A Child Protection Specialist has called for the domestication of the Child Right Acts in Nigeria, while urging all states that are yet to do so to act accordingly.
Sharon Oladiji, UNICEF Child Protection Specialist made the disclosure at a two day media dialogue with journalist on the Convention of the Right of the Child at 30 in Lagos.
She disclosed that 11 states in Nigeria are yet to domesticate the Child Rights Act, which are Sokoto,Kano,Zamfara,Kaduna,Jigawa,Katsina,Bauchi,Yobe,Borno,Adamawa and Gombe states.
Oladiji spoke about the need to improve the right of the children. Noting that early development of the child is crucial to its well being.
“The development from the womb goes a long way, what the child eat and feed on is very critical to their development.
If we do not take action on the children who are out on the street,it will have a great repercussion on the development of the country.”
The Child Protection Specialist also emphasized on the need to improve on the quality of living of children in the rural area.
“In African we do not care for the rural dwellers, they are usually not able to access much opportunities out there.
The amenities are not always still the same,there is need to improve the basic way of live of the populace.”
She added that investing in children and women is paramount to the growth of the country.
“We have a situation where children are now mothers. When you do not invest into the girls,they will,not be able to add value to their lives.
We cannot talk about the convention of the child right ,without talking about their protection”.
She further added that investing and prioritizing girl’s education will be imperative to build a better nation. While noting poverty of the mind is affecting the growth of the Nigerian child.
According to her children are not being taught to realize their innate potentials from early childhood.
“There is need to teach the children on providing solutions to the challenges going on in the society .
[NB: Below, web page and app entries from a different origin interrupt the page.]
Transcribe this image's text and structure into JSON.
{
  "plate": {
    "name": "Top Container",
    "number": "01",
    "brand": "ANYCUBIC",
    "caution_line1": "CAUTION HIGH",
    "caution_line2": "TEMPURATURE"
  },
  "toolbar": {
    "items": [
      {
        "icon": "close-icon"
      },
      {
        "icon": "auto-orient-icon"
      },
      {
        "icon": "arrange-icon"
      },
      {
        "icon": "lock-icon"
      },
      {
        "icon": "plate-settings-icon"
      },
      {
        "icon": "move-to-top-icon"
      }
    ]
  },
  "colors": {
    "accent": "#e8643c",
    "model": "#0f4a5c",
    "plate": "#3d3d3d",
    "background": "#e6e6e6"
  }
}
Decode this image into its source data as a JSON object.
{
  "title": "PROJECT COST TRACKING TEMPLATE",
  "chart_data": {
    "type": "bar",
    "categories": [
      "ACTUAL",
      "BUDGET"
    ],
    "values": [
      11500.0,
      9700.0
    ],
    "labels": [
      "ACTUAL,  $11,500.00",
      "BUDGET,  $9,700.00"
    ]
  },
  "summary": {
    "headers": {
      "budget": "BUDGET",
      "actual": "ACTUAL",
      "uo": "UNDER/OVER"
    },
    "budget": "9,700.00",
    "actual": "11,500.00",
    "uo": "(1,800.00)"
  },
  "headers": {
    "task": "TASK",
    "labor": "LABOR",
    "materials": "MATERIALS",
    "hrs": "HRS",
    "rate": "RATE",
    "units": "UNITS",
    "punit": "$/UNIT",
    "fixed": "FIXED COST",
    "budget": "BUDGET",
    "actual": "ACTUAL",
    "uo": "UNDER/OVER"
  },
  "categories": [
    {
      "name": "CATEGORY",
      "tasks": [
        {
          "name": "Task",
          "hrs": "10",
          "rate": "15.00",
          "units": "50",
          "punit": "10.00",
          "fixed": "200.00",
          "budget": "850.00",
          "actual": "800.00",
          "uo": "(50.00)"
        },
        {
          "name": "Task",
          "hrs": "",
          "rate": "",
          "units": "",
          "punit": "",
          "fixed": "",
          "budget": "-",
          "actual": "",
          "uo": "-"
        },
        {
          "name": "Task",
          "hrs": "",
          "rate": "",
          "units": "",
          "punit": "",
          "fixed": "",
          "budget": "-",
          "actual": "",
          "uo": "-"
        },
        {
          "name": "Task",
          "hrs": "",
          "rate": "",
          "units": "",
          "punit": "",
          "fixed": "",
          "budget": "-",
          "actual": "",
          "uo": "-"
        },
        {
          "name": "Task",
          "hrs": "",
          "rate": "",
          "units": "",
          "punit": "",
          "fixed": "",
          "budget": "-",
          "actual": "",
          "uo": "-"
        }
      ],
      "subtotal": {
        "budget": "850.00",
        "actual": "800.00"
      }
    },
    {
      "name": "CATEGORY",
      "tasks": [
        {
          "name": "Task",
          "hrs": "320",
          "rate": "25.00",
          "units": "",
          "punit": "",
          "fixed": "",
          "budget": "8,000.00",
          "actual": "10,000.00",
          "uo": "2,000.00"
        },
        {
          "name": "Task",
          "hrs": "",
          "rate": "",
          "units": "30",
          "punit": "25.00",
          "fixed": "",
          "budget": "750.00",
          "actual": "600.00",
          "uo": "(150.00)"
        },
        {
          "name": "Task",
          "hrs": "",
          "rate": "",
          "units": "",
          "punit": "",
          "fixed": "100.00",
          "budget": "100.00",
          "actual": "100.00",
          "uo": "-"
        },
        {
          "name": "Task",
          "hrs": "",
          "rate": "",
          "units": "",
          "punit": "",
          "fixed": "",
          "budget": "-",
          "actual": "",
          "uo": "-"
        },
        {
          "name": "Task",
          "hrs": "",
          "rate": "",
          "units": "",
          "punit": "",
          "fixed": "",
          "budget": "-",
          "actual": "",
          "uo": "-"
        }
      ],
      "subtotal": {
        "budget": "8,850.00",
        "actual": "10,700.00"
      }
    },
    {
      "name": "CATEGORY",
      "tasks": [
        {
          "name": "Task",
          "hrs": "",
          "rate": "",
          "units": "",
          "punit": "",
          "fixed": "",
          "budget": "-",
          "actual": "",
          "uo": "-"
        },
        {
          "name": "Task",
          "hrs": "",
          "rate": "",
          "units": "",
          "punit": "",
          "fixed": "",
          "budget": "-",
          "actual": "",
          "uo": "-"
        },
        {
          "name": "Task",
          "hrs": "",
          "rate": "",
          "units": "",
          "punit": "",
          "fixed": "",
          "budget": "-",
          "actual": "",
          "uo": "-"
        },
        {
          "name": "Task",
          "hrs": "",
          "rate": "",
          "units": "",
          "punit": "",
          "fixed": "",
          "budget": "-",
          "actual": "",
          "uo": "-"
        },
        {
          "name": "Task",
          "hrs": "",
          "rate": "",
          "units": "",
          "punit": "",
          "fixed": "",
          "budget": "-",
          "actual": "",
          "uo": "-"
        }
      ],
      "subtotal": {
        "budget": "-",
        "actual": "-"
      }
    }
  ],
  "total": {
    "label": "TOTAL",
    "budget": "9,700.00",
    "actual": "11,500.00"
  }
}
Teachers need to begin to inculcate into the young ones to develop their entrepreneurial skills, and not depend on white collar job all the time”.
The Convention on the Rights of the Child (CRC) was adopted by the General Assembly of the United Nations by its resolution of 20th November, 1989 which has the same meaning for people in all parts of the world. While laying down common standards, the Convention takes into account the different cultural, social economic and political realities of individual States so that each state may seek its own means to implement the rights common to all.